■ **What is needed**:
Search the data for "Makanan". Each line containing it is to be copied.
== Segment start ==
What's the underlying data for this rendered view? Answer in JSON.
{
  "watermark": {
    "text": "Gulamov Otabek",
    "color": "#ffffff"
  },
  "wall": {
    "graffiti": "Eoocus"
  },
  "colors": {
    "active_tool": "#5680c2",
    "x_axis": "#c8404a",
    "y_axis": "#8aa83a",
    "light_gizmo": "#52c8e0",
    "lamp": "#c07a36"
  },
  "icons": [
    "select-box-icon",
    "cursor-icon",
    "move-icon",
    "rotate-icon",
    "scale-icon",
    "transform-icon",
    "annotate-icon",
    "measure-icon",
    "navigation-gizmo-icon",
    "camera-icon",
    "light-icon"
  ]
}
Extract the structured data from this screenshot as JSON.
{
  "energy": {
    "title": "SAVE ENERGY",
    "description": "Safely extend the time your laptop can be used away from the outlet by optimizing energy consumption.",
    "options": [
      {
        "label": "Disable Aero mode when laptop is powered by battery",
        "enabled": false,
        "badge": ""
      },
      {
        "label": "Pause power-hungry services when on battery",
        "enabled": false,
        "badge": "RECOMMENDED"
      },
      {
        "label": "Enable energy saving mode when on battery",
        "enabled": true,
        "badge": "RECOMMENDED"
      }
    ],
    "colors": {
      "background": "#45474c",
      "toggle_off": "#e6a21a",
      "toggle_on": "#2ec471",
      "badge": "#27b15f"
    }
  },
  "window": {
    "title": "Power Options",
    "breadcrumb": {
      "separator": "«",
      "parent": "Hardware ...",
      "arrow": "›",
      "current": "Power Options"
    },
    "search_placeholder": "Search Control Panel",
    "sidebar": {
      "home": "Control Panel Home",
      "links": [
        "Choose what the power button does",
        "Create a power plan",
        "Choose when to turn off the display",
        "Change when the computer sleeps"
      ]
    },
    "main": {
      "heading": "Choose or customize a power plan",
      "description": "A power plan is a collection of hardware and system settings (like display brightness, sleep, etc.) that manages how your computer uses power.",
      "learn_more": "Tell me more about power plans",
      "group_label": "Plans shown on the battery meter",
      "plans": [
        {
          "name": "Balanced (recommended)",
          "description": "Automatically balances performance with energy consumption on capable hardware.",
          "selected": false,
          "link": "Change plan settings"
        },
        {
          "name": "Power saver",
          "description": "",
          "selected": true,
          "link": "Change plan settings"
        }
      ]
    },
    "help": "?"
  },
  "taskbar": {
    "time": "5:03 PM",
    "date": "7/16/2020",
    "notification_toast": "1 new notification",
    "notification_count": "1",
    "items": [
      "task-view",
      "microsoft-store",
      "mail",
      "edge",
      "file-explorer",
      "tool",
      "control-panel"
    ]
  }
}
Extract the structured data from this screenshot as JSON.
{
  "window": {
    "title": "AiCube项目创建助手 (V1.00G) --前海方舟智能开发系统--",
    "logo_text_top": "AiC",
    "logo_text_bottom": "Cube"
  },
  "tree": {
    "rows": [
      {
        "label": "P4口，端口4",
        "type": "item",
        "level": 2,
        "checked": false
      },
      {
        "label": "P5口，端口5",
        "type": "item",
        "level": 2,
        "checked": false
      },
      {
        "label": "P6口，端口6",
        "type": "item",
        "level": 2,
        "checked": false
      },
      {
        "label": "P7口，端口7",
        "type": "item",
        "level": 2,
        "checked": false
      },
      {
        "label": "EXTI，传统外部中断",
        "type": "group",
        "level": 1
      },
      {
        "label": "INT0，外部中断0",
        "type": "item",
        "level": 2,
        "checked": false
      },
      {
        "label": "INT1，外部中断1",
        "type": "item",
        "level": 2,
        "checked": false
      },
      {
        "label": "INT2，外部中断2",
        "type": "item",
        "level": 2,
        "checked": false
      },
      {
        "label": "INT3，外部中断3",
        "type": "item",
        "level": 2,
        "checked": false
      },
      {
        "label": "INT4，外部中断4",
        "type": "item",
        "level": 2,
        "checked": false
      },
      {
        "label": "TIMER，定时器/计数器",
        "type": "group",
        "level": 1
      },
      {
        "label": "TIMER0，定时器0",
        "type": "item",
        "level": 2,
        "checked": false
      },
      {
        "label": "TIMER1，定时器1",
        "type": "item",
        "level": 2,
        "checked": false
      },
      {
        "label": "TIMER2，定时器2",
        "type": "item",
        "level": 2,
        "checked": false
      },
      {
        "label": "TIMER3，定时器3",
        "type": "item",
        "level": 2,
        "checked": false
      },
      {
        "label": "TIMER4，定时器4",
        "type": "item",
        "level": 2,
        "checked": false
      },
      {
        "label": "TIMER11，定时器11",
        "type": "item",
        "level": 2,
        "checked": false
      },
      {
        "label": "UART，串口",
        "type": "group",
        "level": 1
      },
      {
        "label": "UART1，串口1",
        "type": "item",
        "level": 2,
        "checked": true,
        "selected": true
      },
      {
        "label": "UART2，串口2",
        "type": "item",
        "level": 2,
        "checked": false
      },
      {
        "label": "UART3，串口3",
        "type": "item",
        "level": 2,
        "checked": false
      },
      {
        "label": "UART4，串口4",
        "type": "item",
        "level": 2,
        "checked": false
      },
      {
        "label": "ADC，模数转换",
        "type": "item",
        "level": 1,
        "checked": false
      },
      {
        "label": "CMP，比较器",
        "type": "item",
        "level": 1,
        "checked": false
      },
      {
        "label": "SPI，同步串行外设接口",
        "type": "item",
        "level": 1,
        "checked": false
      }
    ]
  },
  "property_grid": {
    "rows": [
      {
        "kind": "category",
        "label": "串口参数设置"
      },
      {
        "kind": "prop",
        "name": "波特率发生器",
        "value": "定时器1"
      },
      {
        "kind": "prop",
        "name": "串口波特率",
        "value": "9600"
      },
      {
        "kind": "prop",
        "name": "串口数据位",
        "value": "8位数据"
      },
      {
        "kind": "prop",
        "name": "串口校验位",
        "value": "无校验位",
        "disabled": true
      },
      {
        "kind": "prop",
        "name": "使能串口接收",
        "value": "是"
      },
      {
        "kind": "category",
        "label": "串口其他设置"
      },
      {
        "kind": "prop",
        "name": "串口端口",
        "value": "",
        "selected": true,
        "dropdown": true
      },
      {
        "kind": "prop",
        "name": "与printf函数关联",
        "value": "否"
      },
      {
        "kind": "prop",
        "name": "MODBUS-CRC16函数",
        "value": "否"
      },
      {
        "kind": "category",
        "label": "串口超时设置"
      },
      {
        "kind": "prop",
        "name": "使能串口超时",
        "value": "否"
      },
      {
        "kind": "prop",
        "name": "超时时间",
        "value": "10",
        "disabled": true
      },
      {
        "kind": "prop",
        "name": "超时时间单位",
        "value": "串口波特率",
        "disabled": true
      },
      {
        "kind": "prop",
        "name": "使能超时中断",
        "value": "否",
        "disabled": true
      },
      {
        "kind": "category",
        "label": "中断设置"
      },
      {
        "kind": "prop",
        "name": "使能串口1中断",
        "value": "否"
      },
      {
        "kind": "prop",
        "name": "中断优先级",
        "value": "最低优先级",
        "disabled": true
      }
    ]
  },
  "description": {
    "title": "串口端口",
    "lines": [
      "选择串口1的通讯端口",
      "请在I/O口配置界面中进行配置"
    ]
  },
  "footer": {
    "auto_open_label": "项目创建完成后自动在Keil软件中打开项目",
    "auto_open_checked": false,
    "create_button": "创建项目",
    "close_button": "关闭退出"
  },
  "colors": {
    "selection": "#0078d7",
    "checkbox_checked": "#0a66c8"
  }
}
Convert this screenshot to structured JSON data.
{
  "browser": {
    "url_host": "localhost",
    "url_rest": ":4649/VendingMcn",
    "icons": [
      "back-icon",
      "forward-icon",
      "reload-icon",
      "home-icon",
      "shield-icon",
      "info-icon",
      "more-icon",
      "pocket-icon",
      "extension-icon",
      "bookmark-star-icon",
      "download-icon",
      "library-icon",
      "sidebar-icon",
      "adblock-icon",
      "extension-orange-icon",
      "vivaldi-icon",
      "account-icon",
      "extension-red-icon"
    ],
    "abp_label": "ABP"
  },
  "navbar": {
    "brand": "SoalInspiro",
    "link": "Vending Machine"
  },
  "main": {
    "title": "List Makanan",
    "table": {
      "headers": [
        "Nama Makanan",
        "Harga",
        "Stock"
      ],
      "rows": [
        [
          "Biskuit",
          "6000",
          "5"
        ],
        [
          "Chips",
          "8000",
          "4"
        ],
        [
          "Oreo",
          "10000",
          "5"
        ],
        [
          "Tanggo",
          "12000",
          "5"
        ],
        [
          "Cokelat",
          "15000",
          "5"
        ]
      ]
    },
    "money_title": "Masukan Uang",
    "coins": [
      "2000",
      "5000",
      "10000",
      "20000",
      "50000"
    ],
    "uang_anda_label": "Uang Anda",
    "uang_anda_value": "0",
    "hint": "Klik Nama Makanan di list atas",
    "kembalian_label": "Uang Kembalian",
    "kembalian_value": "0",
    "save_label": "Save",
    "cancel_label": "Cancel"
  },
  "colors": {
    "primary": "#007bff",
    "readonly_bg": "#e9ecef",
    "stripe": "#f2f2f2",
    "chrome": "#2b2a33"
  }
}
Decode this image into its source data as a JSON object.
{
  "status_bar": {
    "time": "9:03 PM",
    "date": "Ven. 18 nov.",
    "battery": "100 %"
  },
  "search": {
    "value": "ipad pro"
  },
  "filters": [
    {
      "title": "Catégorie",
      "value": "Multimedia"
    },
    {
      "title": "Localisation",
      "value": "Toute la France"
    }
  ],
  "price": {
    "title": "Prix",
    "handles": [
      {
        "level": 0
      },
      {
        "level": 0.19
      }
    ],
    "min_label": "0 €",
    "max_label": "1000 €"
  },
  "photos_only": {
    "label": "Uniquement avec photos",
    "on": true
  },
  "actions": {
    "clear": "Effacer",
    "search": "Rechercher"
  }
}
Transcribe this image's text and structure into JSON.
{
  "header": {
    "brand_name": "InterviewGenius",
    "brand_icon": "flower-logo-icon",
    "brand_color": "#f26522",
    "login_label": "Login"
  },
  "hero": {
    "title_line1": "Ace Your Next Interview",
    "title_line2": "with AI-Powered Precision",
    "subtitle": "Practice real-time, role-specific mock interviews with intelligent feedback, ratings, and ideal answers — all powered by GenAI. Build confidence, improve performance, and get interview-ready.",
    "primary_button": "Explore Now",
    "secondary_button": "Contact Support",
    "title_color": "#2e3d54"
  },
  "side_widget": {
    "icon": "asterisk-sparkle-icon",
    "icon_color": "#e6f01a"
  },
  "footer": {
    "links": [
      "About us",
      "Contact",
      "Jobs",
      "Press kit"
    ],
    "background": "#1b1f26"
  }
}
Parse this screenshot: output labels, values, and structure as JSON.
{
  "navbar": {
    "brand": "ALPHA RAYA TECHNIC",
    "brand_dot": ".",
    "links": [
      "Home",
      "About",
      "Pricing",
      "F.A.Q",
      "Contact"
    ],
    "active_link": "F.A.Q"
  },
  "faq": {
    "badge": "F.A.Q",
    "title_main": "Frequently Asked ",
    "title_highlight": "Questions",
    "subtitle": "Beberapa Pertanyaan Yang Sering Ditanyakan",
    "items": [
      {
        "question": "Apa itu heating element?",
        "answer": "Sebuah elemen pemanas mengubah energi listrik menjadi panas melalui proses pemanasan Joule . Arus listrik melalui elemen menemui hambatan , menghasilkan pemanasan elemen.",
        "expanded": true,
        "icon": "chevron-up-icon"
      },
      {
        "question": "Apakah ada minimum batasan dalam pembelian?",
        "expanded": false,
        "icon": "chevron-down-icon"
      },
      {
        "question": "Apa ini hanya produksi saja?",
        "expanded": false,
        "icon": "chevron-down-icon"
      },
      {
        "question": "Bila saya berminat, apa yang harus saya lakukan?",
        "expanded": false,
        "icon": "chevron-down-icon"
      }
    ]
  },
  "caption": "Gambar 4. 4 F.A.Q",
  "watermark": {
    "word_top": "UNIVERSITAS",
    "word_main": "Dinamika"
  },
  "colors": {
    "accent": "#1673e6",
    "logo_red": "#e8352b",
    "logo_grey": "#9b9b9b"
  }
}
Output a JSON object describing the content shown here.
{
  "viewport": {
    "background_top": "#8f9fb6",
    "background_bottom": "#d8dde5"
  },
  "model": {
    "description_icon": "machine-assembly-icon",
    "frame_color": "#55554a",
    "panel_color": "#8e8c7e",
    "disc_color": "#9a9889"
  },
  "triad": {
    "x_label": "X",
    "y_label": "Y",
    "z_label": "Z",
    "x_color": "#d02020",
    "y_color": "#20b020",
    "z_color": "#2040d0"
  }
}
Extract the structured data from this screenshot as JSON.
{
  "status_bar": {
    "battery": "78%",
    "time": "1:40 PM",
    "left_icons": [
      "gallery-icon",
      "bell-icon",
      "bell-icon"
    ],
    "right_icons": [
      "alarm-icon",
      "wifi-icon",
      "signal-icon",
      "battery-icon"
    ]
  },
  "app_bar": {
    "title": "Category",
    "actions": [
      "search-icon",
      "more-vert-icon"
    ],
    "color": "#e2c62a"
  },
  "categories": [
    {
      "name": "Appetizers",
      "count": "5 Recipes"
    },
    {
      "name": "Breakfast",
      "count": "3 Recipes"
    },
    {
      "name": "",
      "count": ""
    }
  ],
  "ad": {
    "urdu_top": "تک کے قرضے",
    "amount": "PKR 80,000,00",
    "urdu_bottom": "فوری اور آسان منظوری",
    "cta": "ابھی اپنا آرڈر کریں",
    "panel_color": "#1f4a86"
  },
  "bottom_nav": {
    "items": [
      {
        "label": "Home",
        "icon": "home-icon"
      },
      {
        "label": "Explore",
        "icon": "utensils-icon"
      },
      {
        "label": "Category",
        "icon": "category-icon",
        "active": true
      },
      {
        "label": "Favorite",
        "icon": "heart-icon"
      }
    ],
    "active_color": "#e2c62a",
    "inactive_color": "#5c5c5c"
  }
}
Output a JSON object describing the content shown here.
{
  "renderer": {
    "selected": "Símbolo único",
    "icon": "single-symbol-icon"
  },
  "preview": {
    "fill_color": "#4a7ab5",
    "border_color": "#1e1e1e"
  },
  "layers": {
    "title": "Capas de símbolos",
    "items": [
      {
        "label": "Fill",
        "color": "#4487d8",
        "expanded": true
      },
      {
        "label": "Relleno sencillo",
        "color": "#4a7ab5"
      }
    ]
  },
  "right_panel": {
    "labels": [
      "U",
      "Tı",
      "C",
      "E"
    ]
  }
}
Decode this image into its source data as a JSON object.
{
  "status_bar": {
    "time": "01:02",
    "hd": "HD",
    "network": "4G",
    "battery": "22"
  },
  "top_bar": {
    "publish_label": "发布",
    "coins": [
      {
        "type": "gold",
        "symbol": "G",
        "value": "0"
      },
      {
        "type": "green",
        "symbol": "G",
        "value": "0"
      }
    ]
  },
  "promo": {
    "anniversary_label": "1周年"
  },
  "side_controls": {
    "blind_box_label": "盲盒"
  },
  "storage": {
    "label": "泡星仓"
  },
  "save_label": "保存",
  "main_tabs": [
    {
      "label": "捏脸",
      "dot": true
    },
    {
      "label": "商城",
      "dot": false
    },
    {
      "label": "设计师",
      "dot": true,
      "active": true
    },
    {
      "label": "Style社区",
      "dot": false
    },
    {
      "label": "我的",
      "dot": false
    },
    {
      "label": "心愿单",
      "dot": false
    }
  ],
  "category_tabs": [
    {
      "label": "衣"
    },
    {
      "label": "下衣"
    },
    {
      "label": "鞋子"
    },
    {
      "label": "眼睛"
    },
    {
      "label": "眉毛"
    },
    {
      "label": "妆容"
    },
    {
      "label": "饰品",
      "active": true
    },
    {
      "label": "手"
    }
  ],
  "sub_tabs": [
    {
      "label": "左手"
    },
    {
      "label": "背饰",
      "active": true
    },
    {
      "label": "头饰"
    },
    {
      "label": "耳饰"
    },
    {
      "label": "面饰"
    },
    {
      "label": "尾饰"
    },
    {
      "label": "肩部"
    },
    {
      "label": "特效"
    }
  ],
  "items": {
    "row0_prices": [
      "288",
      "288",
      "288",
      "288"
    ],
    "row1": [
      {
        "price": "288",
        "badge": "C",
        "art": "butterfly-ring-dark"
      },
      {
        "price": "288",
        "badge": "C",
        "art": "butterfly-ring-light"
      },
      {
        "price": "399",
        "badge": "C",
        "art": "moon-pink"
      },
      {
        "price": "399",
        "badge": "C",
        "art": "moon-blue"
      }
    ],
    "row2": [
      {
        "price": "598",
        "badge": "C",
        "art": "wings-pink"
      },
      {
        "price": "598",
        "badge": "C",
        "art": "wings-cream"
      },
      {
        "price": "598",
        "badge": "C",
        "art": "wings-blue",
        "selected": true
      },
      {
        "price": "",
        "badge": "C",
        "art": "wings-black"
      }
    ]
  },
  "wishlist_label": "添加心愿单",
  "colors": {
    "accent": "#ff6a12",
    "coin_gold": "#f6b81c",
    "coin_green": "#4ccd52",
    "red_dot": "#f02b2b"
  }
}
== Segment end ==
■ **Response**:
    "title": "List Makanan",
        "Nama Makanan",
    "hint": "Klik Nama Makanan di list atas",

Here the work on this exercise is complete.